> _ASSIGNMENT_:
In your copy, include every line of the listing below exactly but none of the pictures.

*** Opening DATA FOR REVIEW ***

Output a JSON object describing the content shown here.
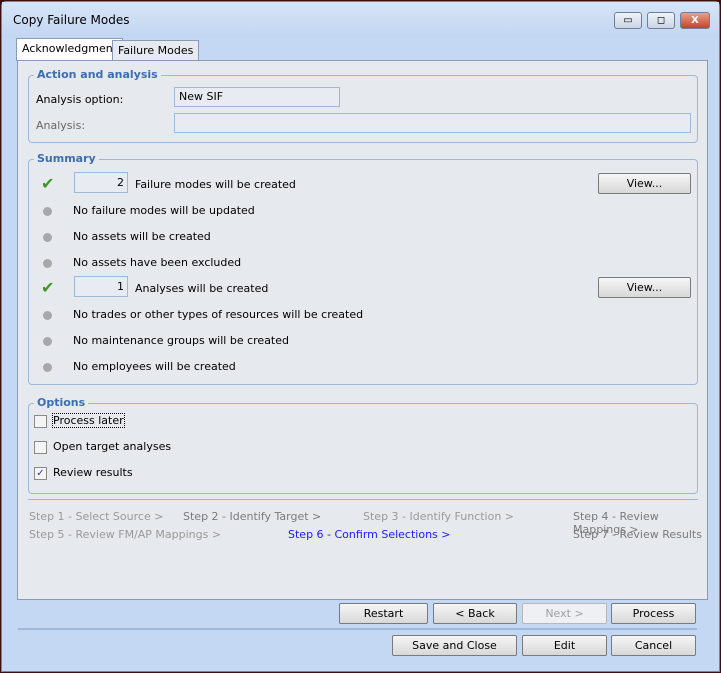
{
  "window": {
    "title": "Copy Failure Modes",
    "minimize": "▭",
    "maximize": "◻",
    "close": "X"
  },
  "tabs": [
    {
      "label": "Acknowledgment",
      "active": true
    },
    {
      "label": "Failure Modes",
      "active": false
    }
  ],
  "action": {
    "title": "Action and analysis",
    "option_label": "Analysis option:",
    "option_value": "New SIF",
    "analysis_label": "Analysis:",
    "analysis_value": ""
  },
  "summary": {
    "title": "Summary",
    "rows": [
      {
        "status": "check",
        "count": "2",
        "text": "Failure modes will be created",
        "button": "View..."
      },
      {
        "status": "dot",
        "text": "No failure modes will be updated"
      },
      {
        "status": "dot",
        "text": "No assets will be created"
      },
      {
        "status": "dot",
        "text": "No assets have been excluded"
      },
      {
        "status": "check",
        "count": "1",
        "text": "Analyses will be created",
        "button": "View..."
      },
      {
        "status": "dot",
        "text": "No trades or other types of resources will be created"
      },
      {
        "status": "dot",
        "text": "No maintenance groups will be created"
      },
      {
        "status": "dot",
        "text": "No employees will be created"
      }
    ]
  },
  "options": {
    "title": "Options",
    "items": [
      {
        "label": "Process later",
        "checked": false
      },
      {
        "label": "Open target analyses",
        "checked": false
      },
      {
        "label": "Review results",
        "checked": true
      }
    ]
  },
  "steps": [
    "Step 1 - Select Source >",
    "Step 2 - Identify Target >",
    "Step 3 - Identify Function >",
    "Step 4 - Review Mappings >",
    "Step 5 - Review FM/AP Mappings >",
    "Step 6 - Confirm Selections >",
    "Step 7 - Review Results"
  ],
  "wizard": {
    "restart": "Restart",
    "back": "< Back",
    "next": "Next >",
    "process": "Process"
  },
  "footer": {
    "save_close": "Save and Close",
    "edit": "Edit",
    "cancel": "Cancel"
  },
  "colors": {
    "accent": "#3d6eb3",
    "current_step": "#1a1aff",
    "check": "#3c9a2a"
  }
}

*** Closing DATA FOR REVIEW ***

> _YOUR SOLUTION_:
Output a JSON object describing the content shown here.
{
  "window": {
    "title": "Copy Failure Modes",
    "minimize": "▭",
    "maximize": "◻",
    "close": "X"
  },
  "tabs": [
    {
      "label": "Acknowledgment",
      "active": true
    },
    {
      "label": "Failure Modes",
      "active": false
    }
  ],
  "action": {
    "title": "Action and analysis",
    "option_label": "Analysis option:",
    "option_value": "New SIF",
    "analysis_label": "Analysis:",
    "analysis_value": ""
  },
  "summary": {
    "title": "Summary",
    "rows": [
      {
        "status": "check",
        "count": "2",
        "text": "Failure modes will be created",
        "button": "View..."
      },
      {
        "status": "dot",
        "text": "No failure modes will be updated"
      },
      {
        "status": "dot",
        "text": "No assets will be created"
      },
      {
        "status": "dot",
        "text": "No assets have been excluded"
      },
      {
        "status": "check",
        "count": "1",
        "text": "Analyses will be created",
        "button": "View..."
      },
      {
        "status": "dot",
        "text": "No trades or other types of resources will be created"
      },
      {
        "status": "dot",
        "text": "No maintenance groups will be created"
      },
      {
        "status": "dot",
        "text": "No employees will be created"
      }
    ]
  },
  "options": {
    "title": "Options",
    "items": [
      {
        "label": "Process later",
        "checked": false
      },
      {
        "label": "Open target analyses",
        "checked": false
      },
      {
        "label": "Review results",
        "checked": true
      }
    ]
  },
  "steps": [
    "Step 1 - Select Source >",
    "Step 2 - Identify Target >",
    "Step 3 - Identify Function >",
    "Step 4 - Review Mappings >",
    "Step 5 - Review FM/AP Mappings >",
    "Step 6 - Confirm Selections >",
    "Step 7 - Review Results"
  ],
  "wizard": {
    "restart": "Restart",
    "back": "< Back",
    "next": "Next >",
    "process": "Process"
  },
  "footer": {
    "save_close": "Save and Close",
    "edit": "Edit",
    "cancel": "Cancel"
  },
  "colors": {
    "accent": "#3d6eb3",
    "current_step": "#1a1aff",
    "check": "#3c9a2a"
  }
}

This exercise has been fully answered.